## What needs to be done:
Every line below that holds the string "checkout" must be copied.

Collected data

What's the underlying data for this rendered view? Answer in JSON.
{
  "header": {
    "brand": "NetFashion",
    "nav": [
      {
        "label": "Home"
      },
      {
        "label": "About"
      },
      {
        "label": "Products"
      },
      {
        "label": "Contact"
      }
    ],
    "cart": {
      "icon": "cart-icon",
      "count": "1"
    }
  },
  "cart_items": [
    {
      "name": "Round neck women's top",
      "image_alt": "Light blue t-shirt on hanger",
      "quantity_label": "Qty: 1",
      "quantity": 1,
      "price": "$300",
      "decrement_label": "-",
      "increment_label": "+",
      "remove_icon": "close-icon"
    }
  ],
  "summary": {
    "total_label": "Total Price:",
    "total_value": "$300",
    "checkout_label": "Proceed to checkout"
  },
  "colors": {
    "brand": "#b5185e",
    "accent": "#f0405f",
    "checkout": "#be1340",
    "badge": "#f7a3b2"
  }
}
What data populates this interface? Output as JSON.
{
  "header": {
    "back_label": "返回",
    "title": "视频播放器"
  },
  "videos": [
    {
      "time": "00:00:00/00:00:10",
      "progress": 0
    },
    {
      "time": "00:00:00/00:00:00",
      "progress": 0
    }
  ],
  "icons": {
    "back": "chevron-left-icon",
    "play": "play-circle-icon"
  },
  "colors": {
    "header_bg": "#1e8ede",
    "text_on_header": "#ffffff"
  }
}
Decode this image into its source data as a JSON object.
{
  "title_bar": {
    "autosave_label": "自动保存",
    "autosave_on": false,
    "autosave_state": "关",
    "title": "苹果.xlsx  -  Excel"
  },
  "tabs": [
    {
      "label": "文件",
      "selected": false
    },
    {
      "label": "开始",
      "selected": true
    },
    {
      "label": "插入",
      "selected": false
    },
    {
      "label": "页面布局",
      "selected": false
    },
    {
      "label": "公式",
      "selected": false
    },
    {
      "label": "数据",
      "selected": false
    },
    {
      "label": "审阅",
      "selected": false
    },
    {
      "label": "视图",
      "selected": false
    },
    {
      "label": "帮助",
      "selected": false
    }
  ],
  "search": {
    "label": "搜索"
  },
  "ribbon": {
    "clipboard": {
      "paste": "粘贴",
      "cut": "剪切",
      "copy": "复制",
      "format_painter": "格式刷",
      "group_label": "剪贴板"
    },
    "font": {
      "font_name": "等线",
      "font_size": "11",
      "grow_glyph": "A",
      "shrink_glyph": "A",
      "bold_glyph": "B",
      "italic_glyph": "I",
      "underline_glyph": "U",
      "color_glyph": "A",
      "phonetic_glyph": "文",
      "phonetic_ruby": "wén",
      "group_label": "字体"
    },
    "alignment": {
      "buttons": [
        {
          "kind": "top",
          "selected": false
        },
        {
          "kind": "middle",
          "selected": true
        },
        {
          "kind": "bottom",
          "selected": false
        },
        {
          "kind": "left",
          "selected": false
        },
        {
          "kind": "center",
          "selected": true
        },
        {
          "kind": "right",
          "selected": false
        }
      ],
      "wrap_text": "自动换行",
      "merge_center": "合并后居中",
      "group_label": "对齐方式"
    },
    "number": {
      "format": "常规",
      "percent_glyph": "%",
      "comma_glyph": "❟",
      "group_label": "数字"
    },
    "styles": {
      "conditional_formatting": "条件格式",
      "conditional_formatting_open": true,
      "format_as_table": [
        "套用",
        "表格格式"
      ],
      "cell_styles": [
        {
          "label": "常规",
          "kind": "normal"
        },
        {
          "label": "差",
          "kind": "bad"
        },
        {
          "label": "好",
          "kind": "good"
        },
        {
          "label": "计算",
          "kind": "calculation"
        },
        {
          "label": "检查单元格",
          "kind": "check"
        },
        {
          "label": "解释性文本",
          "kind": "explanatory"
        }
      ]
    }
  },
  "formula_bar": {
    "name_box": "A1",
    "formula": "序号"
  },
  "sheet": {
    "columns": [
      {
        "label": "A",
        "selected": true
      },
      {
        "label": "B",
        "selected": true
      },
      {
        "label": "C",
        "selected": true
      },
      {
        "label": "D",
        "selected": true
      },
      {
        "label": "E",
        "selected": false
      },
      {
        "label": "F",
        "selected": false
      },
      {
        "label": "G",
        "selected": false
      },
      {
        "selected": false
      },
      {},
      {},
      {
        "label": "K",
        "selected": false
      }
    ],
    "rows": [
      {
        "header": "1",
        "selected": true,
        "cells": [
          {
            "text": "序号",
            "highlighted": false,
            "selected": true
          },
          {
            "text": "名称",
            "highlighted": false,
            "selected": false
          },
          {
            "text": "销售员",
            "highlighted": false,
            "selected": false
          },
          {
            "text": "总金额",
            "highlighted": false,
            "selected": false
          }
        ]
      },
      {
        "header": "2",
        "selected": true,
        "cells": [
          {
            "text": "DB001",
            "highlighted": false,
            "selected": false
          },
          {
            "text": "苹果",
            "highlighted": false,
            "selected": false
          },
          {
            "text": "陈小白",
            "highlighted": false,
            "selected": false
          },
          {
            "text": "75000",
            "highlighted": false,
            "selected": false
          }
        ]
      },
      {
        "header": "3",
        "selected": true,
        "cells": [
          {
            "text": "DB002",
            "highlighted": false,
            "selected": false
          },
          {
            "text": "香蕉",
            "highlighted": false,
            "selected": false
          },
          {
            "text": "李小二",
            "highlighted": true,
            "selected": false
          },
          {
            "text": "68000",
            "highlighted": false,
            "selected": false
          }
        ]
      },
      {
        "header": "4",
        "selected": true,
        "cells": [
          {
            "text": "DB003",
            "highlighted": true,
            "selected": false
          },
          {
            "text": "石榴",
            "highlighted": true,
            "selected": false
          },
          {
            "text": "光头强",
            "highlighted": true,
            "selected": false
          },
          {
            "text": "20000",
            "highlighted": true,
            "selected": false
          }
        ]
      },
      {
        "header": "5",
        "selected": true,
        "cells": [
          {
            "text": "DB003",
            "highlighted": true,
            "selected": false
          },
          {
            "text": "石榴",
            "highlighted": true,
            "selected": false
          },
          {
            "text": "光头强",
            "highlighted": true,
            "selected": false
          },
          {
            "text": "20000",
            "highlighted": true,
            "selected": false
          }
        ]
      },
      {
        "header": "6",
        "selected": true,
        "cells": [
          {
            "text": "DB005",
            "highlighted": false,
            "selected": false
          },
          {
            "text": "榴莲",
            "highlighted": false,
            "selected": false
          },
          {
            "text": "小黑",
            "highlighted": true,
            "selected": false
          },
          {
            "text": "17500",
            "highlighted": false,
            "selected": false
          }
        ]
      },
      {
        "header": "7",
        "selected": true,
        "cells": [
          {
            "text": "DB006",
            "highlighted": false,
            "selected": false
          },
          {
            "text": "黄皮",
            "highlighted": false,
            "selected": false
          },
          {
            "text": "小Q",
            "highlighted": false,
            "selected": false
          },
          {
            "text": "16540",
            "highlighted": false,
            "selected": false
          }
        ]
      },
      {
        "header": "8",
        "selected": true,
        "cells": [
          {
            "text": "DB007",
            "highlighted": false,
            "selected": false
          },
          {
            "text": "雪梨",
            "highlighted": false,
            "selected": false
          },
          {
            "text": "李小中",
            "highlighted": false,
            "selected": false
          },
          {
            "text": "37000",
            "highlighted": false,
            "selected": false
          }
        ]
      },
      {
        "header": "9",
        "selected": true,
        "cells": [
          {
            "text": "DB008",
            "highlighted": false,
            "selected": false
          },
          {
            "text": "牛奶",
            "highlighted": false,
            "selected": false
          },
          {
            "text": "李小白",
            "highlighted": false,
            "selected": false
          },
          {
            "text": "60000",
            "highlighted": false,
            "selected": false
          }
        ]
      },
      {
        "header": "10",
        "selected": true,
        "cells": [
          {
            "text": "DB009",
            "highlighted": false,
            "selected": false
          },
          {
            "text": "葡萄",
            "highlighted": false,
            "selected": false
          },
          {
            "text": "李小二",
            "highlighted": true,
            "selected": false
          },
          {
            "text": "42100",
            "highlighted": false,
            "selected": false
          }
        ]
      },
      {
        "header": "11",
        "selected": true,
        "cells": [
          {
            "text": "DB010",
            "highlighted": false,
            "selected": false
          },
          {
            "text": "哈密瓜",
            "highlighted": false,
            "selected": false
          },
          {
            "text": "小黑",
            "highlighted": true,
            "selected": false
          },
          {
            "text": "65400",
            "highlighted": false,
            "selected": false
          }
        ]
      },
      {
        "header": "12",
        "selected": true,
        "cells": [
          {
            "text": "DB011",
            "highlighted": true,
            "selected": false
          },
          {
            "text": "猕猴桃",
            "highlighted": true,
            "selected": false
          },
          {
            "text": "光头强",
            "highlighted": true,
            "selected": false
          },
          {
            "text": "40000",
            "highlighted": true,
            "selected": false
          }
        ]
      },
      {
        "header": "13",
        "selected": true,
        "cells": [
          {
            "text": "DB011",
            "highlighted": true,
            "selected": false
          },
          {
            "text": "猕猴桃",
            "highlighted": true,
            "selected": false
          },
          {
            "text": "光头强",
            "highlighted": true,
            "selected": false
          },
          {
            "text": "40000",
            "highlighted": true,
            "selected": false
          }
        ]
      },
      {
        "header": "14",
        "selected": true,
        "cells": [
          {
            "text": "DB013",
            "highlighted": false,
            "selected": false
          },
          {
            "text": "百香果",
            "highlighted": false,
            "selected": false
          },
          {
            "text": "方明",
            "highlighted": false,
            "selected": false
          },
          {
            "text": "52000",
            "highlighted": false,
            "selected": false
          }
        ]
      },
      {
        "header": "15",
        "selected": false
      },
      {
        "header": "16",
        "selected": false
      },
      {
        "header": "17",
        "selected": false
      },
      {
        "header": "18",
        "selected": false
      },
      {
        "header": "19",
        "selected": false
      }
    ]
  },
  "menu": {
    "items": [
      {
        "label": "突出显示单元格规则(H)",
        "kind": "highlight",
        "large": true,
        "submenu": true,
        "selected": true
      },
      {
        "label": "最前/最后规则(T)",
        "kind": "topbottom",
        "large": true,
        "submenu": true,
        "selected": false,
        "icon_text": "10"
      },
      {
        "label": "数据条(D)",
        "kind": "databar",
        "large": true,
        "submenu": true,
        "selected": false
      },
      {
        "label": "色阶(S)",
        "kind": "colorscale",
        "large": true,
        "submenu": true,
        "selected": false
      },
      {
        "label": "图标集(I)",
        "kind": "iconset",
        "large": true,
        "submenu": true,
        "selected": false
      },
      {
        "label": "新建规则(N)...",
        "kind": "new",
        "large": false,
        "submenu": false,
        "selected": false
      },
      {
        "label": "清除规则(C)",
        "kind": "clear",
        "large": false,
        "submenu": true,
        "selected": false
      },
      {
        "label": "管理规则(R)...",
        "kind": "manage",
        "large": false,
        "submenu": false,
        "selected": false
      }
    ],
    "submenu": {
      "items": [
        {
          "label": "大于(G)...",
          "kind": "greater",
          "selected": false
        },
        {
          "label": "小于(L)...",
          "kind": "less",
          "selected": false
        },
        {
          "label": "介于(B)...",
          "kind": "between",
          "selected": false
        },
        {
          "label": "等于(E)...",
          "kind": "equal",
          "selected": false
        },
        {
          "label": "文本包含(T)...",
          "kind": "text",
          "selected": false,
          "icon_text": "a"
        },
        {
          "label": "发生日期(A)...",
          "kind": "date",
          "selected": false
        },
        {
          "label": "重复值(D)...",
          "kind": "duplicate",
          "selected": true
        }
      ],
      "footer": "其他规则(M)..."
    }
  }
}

## Written solution:
    "checkout_label": "Proceed to checkout"
    "checkout": "#be1340",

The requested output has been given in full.